A few instances in the past week left me feeling especially vulnerable:
Disclosing some hard things to a friend, receiving pained words from a child, a new unknown surfacing in our future.
Enough of these in a short period have me paying attention to how I respond to vulnerability.
My mouth feels dry. My heart picks up pace. Like mindlessly flipping through the pages of a catalog, my mind scans through possible pathways out of this vulnerable state. I replay the conversation, wondering if I could’ve said it differently. I imagine future scenarios, thinking that planning for the future means a secure future.
All of this can happen in 3 minutes or less. And then I’m on to the rest of my day: picking up legos and pulling the meat out of the freezer for dinner and watering the half-dead succulents.
I’m not too fond of feeling vulnerable — that feeling of exposing a fresh wound to the simplest elements of wind and water. I’ve written several chapters in my books about vulnerability as our inroad to conversation with God, and yet I still notice how much I resist it.
Several times a week: I feel vulnerable — and I push through and past that feeling.
But recently I saw His invitation through my three-year-old. Virginia holds no pretense. She cries a few times a day, though I still call her my “bundle of joy.” The child is full of delight, but she feels. She checks in with me minutes after Nate gets her out of bed and dresses her. She climbs into my lap without asking. She stubs her toe, falls off of her bike, or sees a flash of lightning outside her window, and her first response is to shriek, “Mommy!” or “Daddy!”
Her world is tethered to me: out to explore, back to Mom, out to experience, return to Mom’s lap, out to chase curiosity, exhale in Mom’s safe arms.
Virginia is vulnerable all day long. Bumblebees and thunderclouds and rickety tricycle wheels disrupt her felt strength. So, she returns … to Nate or me. Every time.
She hasn’t learned to drive through, to ignore what scares her or hurts her.
I might not be so suspicious of bolstering up in the face of vulnerability if I didn’t have four children we adopted, whose little years didn’t include that tether. Thunderclouds may have sent the same panic through their toddler-spines, but without a course of action for those vulnerable moments … they flailed.
Kind of like you and me … maybe?
During a time where most everyone in your world and mine is newly vulnerable in some way, I suggest this: rather than push harder, double-down, press through … what if we cry?
Bite your lip, sit on the floor, and let yourself unfurl.
Lay on your bed and feel what you’ve been racing to un-feel.
Open your Bible and ask Him questions*, rather than coaching yourself with what you think are His answers.
“And calling to him a child, he put him in the midst of them and said, “Truly, I say to you, unless you turn and become like children, you will never enter the kingdom of heaven. Whoever humbles himself like this child is the greatest in the kingdom of heaven.” Matthew 18:3
Were we ever intended to grow out of the vulnerability that childhood proposes — the humility of needing a Father?

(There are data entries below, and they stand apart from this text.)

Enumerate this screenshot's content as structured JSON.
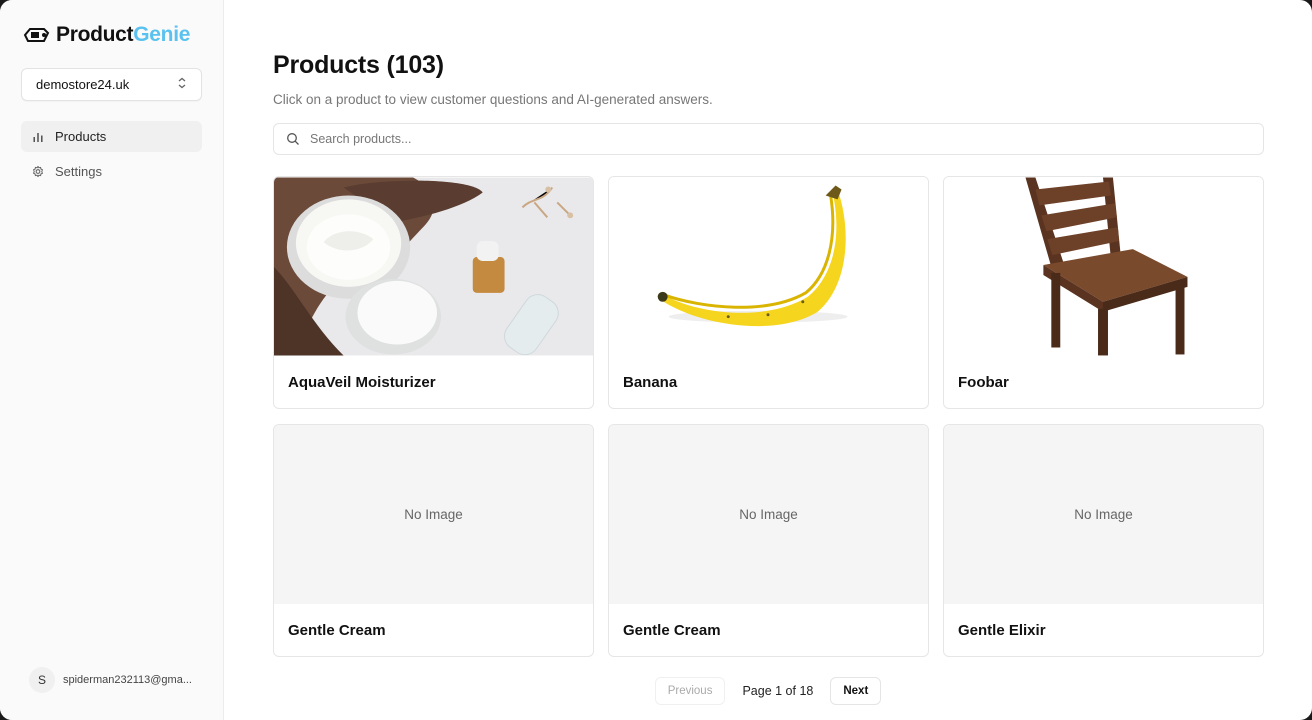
{
  "app": {
    "logo_part1": "Product",
    "logo_part2": "Genie",
    "brand_color": "#5bc2ef"
  },
  "sidebar": {
    "store": "demostore24.uk",
    "items": [
      {
        "label": "Products",
        "icon": "bar-chart-icon",
        "active": true
      },
      {
        "label": "Settings",
        "icon": "gear-icon",
        "active": false
      }
    ],
    "user": {
      "initial": "S",
      "email": "spiderman232113@gma..."
    }
  },
  "main": {
    "title": "Products (103)",
    "subtitle": "Click on a product to view customer questions and AI-generated answers.",
    "search_placeholder": "Search products...",
    "no_image_label": "No Image",
    "products": [
      {
        "name": "AquaVeil Moisturizer",
        "image": "skincare-photo"
      },
      {
        "name": "Banana",
        "image": "banana-photo"
      },
      {
        "name": "Foobar",
        "image": "chair-photo"
      },
      {
        "name": "Gentle Cream",
        "image": "none"
      },
      {
        "name": "Gentle Cream",
        "image": "none"
      },
      {
        "name": "Gentle Elixir",
        "image": "none"
      }
    ]
  },
  "pagination": {
    "previous": "Previous",
    "status": "Page 1 of 18",
    "next": "Next"
  }
}
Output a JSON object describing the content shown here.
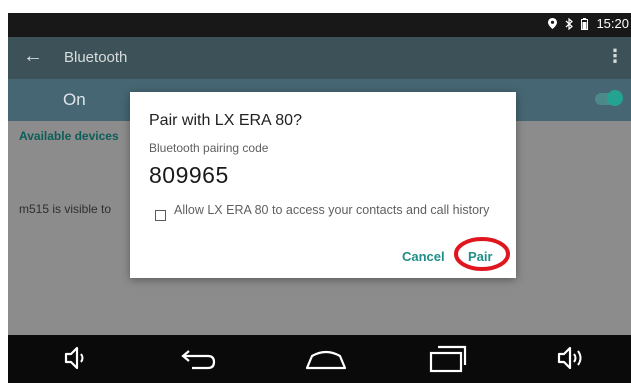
{
  "status_bar": {
    "time": "15:20"
  },
  "app_bar": {
    "back_icon": "←",
    "title": "Bluetooth",
    "overflow_icon": "⋮"
  },
  "toggle_row": {
    "label": "On",
    "enabled": true
  },
  "content": {
    "section_header": "Available devices",
    "visibility_text": "m515 is visible to"
  },
  "dialog": {
    "title": "Pair with LX ERA 80?",
    "code_label": "Bluetooth pairing code",
    "code": "809965",
    "checkbox_label": "Allow LX ERA 80 to access your contacts and call history",
    "checkbox_checked": false,
    "cancel_label": "Cancel",
    "pair_label": "Pair"
  },
  "colors": {
    "accent": "#1f8f87",
    "highlight_ring": "#e0161f",
    "app_bar": "#3d5258"
  },
  "nav_bar": {
    "icons": [
      "volume-down-icon",
      "back-icon",
      "home-icon",
      "recent-apps-icon",
      "volume-up-icon"
    ]
  }
}
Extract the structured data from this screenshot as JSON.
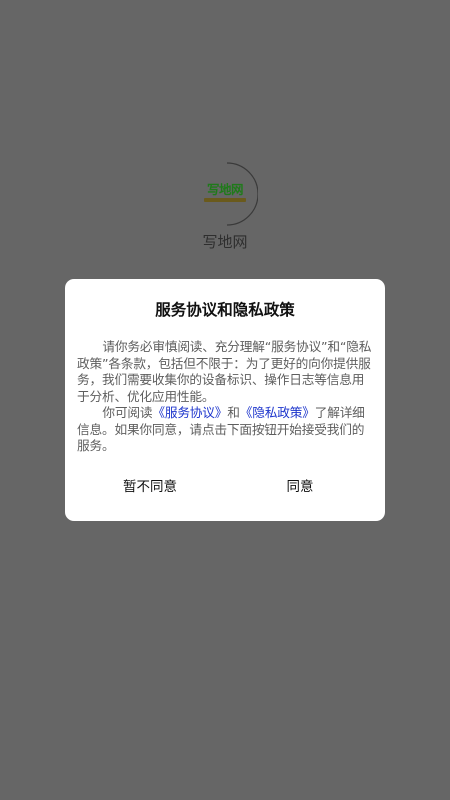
{
  "splash": {
    "logo_text": "写地网",
    "app_name": "写地网"
  },
  "dialog": {
    "title": "服务协议和隐私政策",
    "paragraph1": "请你务必审慎阅读、充分理解“服务协议”和“隐私政策”各条款，包括但不限于：为了更好的向你提供服务，我们需要收集你的设备标识、操作日志等信息用于分析、优化应用性能。",
    "paragraph2_prefix": "你可阅读",
    "service_link": "《服务协议》",
    "conjunction": "和",
    "privacy_link": "《隐私政策》",
    "paragraph2_suffix": "了解详细信息。如果你同意，请点击下面按钮开始接受我们的服务。",
    "disagree_label": "暂不同意",
    "agree_label": "同意"
  },
  "colors": {
    "overlay": "#666666",
    "dialog_background": "#ffffff",
    "link": "#1d35cc",
    "logo_green": "#1f7a1a"
  },
  "icons": {
    "loading_ring": "loading-ring-icon"
  }
}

I figured that if I write all these book chapters about vulnerability and meeting God in our weak places — and STILL I need a fresh reminder that I am like my three-year-old and He is offering to hold me tight … you might need the same reminder.
Vulnerability (oh that buzz word) only becomes a gift when it brings us back to His lap.
Vulnerability disarms me so that I can find Him – the safest thing I will ever know.